Under the plans, the ECB will oversee all banks that have tapped the European Stability Mechanism from January next year, all banks relevant to the financial system from July and all remaining banks from 2014, Barnier told the paper in an interview.
Also read: Bernanke or Draghi: Who will dominate market mood?
Countries outside the euro zone can subject their banks to the oversight of the ECB voluntarily, said the commissioner, according to Sueddeutsche.
The plans are in line with demands from the Austrian financial regulator, who said on Thursday that the ECB should take charge not only of banks considered vital for the banking system.
In an interview published on the website of French daily Les Echos, Barnier said bank oversight would be carried out by an ECB supervisory board, separate from the Board of Governors, which would report its findings to the European Parliament.
The system of joint supervision would be a first step towards full European banking union, he said, which would also require the creation of a Europe-wide deposit guarantee scheme and crisis-resolution fund.
The voting system for the European Banking Authority (EBA), the regulatory body for the European Union, would also be modified, Barnier told Les Echos.

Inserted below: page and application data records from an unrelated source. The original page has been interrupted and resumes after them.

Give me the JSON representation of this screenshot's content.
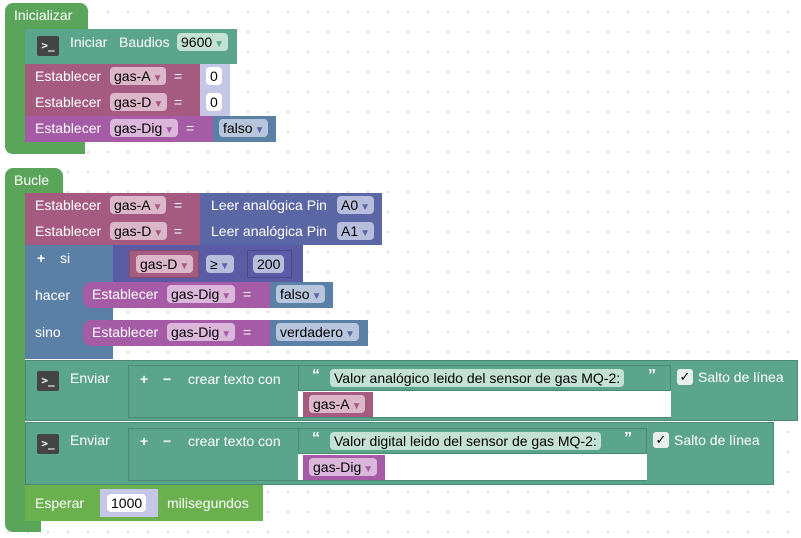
{
  "colors": {
    "event": "#5ba55b",
    "serial": "#5ba58c",
    "var_number": "#a55b80",
    "var_bool": "#a55ba5",
    "logic": "#5b80a5",
    "io": "#5b67a5"
  },
  "setup": {
    "title": "Inicializar",
    "serial_begin": {
      "label": "Iniciar",
      "baud_label": "Baudios",
      "baud": "9600",
      "icon": "terminal-icon"
    },
    "sets": [
      {
        "label": "Establecer",
        "var": "gas-A",
        "eq": "=",
        "value": "0"
      },
      {
        "label": "Establecer",
        "var": "gas-D",
        "eq": "=",
        "value": "0"
      },
      {
        "label": "Establecer",
        "var": "gas-Dig",
        "eq": "=",
        "value": "falso"
      }
    ]
  },
  "loop": {
    "title": "Bucle",
    "reads": [
      {
        "label": "Establecer",
        "var": "gas-A",
        "eq": "=",
        "read": "Leer analógica Pin",
        "pin": "A0"
      },
      {
        "label": "Establecer",
        "var": "gas-D",
        "eq": "=",
        "read": "Leer analógica Pin",
        "pin": "A1"
      }
    ],
    "if": {
      "plus": "+",
      "si": "si",
      "var": "gas-D",
      "op": "≥",
      "value": "200",
      "hacer": "hacer",
      "sino": "sino",
      "then": {
        "label": "Establecer",
        "var": "gas-Dig",
        "eq": "=",
        "value": "falso"
      },
      "else": {
        "label": "Establecer",
        "var": "gas-Dig",
        "eq": "=",
        "value": "verdadero"
      }
    },
    "prints": [
      {
        "label": "Enviar",
        "plus": "+",
        "minus": "−",
        "join": "crear texto con",
        "open_q": "“",
        "close_q": "”",
        "text": "Valor analógico leido del sensor de gas MQ-2:",
        "var": "gas-A",
        "newline_checked": "✓",
        "newline": "Salto de línea"
      },
      {
        "label": "Enviar",
        "plus": "+",
        "minus": "−",
        "join": "crear texto con",
        "open_q": "“",
        "close_q": "”",
        "text": "Valor digital leido del sensor de gas MQ-2:",
        "var": "gas-Dig",
        "newline_checked": "✓",
        "newline": "Salto de línea"
      }
    ],
    "delay": {
      "label": "Esperar",
      "value": "1000",
      "unit": "milisegundos"
    }
  }
}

European Union leaders agreed in June to set up a single banking supervisor for Europe centred around the ECB, a plan they hope will help break the "vicious" link between the euro zone's debt crisis and struggling banks.

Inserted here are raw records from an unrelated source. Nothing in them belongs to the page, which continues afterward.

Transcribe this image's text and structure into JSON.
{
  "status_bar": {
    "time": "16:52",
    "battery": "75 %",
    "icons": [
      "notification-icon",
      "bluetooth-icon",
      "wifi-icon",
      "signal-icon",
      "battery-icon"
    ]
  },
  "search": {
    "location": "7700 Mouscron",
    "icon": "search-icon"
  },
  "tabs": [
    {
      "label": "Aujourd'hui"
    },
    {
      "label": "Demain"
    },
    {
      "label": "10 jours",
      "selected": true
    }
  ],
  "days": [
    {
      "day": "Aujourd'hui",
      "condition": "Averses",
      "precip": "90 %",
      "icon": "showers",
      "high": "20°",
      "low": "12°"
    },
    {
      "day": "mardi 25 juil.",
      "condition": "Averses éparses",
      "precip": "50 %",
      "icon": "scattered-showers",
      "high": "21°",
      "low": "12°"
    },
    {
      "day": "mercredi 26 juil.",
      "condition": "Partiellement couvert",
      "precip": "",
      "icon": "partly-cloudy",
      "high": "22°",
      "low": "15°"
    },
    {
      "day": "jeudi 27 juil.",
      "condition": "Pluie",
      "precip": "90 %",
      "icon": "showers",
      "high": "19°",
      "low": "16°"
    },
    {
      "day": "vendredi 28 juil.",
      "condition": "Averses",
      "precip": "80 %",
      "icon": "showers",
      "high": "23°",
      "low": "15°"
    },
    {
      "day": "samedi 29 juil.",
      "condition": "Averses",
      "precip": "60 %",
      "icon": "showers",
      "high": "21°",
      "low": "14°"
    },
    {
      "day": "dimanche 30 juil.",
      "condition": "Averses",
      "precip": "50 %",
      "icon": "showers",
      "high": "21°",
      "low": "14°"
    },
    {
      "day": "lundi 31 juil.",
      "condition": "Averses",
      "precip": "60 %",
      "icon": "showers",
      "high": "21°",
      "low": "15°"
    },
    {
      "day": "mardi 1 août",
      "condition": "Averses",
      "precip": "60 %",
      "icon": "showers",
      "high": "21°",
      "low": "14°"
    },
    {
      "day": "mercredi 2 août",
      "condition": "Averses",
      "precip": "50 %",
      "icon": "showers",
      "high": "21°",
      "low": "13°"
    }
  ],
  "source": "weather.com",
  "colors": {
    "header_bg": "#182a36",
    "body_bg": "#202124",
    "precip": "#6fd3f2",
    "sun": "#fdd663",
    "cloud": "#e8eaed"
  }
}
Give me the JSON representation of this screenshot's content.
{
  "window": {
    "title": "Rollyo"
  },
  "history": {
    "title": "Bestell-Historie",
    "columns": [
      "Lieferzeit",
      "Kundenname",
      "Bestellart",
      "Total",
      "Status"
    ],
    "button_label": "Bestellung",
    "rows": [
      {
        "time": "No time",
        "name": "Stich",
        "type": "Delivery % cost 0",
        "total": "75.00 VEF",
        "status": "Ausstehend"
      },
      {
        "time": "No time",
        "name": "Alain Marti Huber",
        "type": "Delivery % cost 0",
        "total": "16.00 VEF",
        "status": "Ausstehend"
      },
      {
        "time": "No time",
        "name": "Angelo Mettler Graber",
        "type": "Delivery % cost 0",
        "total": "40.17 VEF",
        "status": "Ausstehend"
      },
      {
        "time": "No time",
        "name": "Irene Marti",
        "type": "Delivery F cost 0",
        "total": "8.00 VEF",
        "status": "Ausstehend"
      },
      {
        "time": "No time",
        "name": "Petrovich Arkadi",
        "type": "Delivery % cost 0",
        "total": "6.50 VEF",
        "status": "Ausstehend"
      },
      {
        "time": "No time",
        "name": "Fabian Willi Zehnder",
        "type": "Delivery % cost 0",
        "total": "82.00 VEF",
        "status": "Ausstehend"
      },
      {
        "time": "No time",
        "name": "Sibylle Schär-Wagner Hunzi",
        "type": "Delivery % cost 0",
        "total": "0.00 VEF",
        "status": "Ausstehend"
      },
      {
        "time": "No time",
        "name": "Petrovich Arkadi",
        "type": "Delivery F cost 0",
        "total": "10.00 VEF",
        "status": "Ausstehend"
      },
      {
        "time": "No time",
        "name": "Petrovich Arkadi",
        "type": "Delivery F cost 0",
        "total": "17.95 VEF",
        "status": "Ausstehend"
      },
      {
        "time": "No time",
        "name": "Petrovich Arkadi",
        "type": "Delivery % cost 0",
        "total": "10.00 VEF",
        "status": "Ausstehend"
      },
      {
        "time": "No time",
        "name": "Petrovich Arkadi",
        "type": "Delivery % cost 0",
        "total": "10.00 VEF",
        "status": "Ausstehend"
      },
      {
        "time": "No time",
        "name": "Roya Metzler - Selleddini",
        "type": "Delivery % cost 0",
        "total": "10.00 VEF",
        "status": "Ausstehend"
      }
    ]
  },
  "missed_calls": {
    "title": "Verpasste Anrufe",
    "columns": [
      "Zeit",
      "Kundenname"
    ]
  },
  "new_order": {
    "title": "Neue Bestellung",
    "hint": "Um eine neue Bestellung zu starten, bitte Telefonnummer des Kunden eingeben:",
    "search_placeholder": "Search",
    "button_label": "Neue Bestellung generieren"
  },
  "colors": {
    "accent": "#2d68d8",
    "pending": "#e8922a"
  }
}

The European Commission will present a detailed proposal on September 12 for that supervisor.
Details have yet to be agreed about how the ECB will work with local regulators in individual countries and with the existing European Banking Authority, the pan-EU watchdog.